Now that India has already overtaken Brazil among the countries that are recording the most number of Covid-19 positive cases, and is on the verge of even beating the US, it’s worth trying to understand what has led to this inability to control the pandemic in India. One of the arguments often made is that with India being a developing country with a large poor population engaged in informal work, the standard containment measures are less likely to show results. The state also has fewer resources, both financial and real (in terms of health infrastructure and health workers), to combat the disease.
All this is true, but what explains the fact that India’s performance with regard to dealing with the disease has been so much worse than other South Asian countries, most of which share similar characteristics? Charts 1 and 2 show how India has now become the worst-faring among five major South Asian countries, in terms of both Covid-19 positive cases and deaths attributed to the disease, relative to total population (there are known problems of undercounting in both cases and deaths in India, but these are set aside for the moment, especially as such factors could also be operating in the osther countries).
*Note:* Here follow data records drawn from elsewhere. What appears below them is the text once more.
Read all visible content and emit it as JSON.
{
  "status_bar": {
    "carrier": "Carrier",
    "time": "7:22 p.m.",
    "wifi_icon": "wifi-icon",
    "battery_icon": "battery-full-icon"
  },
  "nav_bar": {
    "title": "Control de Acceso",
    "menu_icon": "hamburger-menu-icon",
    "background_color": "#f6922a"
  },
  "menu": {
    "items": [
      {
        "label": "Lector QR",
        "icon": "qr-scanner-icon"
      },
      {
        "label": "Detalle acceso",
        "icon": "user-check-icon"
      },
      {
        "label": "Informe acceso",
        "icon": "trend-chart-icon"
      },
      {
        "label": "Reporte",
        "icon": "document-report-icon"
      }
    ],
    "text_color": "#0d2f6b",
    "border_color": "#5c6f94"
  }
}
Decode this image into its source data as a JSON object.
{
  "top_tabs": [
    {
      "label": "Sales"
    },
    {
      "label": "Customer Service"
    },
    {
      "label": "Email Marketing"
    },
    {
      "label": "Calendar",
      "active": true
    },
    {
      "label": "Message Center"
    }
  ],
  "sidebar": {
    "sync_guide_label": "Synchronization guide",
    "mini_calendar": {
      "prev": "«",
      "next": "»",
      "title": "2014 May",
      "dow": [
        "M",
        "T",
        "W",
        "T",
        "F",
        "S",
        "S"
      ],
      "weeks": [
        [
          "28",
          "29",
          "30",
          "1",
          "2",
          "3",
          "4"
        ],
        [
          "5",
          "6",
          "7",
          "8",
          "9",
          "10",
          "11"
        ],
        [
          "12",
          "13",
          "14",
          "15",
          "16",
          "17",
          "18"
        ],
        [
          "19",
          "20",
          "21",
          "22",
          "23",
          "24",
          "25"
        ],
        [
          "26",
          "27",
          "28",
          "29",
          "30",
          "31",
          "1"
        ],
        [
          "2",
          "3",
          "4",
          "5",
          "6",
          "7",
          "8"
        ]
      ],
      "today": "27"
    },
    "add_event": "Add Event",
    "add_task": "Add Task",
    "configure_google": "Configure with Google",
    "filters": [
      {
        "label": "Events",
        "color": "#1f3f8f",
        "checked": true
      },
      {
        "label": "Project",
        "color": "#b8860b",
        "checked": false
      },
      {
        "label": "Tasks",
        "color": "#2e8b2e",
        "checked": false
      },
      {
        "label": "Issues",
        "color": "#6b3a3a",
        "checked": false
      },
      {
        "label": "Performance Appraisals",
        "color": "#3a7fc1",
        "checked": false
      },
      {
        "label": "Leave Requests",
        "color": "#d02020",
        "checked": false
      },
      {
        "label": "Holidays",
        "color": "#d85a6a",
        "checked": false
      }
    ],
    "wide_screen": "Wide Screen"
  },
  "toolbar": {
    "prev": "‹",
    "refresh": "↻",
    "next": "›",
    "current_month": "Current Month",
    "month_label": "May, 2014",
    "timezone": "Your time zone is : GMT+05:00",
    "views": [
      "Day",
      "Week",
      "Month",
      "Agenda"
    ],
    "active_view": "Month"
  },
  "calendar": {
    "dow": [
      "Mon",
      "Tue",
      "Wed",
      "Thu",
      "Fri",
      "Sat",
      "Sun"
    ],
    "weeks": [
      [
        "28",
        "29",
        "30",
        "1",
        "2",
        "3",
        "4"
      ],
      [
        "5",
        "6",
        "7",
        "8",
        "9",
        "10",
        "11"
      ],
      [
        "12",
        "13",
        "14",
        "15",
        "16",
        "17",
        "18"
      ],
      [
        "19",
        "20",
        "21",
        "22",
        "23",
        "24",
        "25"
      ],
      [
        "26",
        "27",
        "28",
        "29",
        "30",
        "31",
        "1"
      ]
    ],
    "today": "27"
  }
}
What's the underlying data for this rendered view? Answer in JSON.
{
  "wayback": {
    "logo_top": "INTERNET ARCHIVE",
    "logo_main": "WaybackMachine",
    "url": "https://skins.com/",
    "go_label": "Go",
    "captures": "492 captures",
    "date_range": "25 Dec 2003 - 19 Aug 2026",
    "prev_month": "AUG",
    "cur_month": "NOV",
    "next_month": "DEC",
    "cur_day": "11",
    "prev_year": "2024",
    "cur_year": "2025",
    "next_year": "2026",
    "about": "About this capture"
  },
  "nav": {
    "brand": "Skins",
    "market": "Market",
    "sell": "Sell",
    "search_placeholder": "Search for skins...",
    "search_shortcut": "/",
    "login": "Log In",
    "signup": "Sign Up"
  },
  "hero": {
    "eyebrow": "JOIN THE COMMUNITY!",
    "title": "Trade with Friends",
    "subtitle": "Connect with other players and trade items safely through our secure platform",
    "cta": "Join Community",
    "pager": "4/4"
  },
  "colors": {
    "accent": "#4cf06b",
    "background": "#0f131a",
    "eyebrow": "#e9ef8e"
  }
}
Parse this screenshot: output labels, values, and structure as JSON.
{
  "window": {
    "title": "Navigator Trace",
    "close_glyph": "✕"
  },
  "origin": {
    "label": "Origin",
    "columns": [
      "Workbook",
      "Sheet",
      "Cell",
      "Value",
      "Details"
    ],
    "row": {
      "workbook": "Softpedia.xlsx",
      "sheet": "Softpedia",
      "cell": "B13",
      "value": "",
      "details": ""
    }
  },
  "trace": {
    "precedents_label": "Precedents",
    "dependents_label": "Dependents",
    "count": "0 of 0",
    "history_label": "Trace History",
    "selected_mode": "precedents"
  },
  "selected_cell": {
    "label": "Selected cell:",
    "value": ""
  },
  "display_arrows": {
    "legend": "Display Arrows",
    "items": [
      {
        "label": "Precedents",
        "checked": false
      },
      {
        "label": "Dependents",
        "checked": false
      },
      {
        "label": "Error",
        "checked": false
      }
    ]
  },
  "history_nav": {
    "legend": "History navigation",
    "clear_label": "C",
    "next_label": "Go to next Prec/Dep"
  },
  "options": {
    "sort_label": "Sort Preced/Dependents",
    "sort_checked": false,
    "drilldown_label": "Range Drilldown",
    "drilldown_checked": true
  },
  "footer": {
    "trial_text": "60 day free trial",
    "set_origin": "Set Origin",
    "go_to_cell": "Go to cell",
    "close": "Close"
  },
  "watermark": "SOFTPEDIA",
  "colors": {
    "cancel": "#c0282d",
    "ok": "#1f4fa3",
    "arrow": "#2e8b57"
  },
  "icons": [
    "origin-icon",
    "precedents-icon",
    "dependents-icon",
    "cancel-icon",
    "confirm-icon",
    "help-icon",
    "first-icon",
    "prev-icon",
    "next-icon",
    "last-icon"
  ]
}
What is striking is how sharp the recent increase in the incidence of the disease has been in India, even compared to other South Asian countries. Pakistan and Bangladesh both showed higher rates per population until the end of July; thereafter, India has overtaken Pakistan and is on course to exceed Bangladesh in the next few days, because of the much steeper slope of its curve. By contrast, Sri Lanka has shown impressive ability to control the disease, with almost no increase in spread since the end of July.
A similar trajectory is playing out with respect to Covid-19 related deaths, where India now has the highest (worst) ratio to population. The sharp increase in recent weeks suggests that the disparity between India and other South Asian countries is likely to increase. Once again, Sri Lanka has managed to stabilise the ratio of deaths from this disease to population, while Nepal also shows relatively low figures.
What explains this shockingly poor relative performance of India? After all, the country sees itself as the dominant player in the region, both economically and politically. Only Sri Lanka has significantly higher per capita income; Bangladesh and Nepal are still classified as Least Developed Countries and Pakistan has been facing enormous economic challenges, requiring it to approach the IMF for relief.
Much of the answer must refer to the nature of the Indian government response to the pandemic, which may eventually serve as a textbook case of what not to do. A draconian national lockdown announced with only four hours’ notice only delayed the spread of the disease, since it was not accompanied by the rigorous regime of testing, tracing, isolation and speedy treatment required; nor was the time used to prepare sufficiently in terms of health infrastructure and personnel. Because the government provided so little in terms of compensation for incomes lost and social protection, hundreds of millions of people lost livelihood and faced destitution and hunger.
Migrants who were forced to subsist without incomes in congested urban areas eventually sought to go home, in poorly planned and terrible conditions that encouraged the spread of the disease across the country, including places with poor medical facilities. And so on.
While Bangladesh, Nepal and Pakistan also implemented versions of this Covid-combatting strategy, the lockdowns were not as severely implemented, and all of them gave the people longer notice to prepare. But more significantly, India also entered the pandemic with a disadvantage, because of the long history of low public spending on health, as indicated by the levels just before the pandemic. Chart 3 shows that India’s health spending as a proportion of total government expenditures is the lowest of these five nations.
Nevertheless, Table 1 shows that per capita health spending in India is higher than in Bangladesh, Pakistan and Nepal (although much less than half of Sri Lanka), because around two-thirds of it is out-of-pocket spending by households, and this is where higher per capita incomes makes a difference. Despite this, standard health indicators like life expectancy and child mortality are worse than Bangladesh and Nepal — and of course, the contrast with Sri Lanka is stark.
The current difficulties India is facing with managing the Covid-19 pandemic therefore indicate more than the evident mismanagement of the Modi government. They also reflect decades of inadequate government attention to public health under successive governments at the national level, which have resulted in health indicators that are poor even in comparison to other South Asian countries. The Modi government tried to address this problem by a foray into an (underfunded) universal health insurance scheme, Ayushman Bharat, but the pandemic has very quickly exposed the limitations of that scheme too. The tragedy is that even a health crisis of such massive proportions has not yet made the government rethink its strategy and invest much more substantially in public health.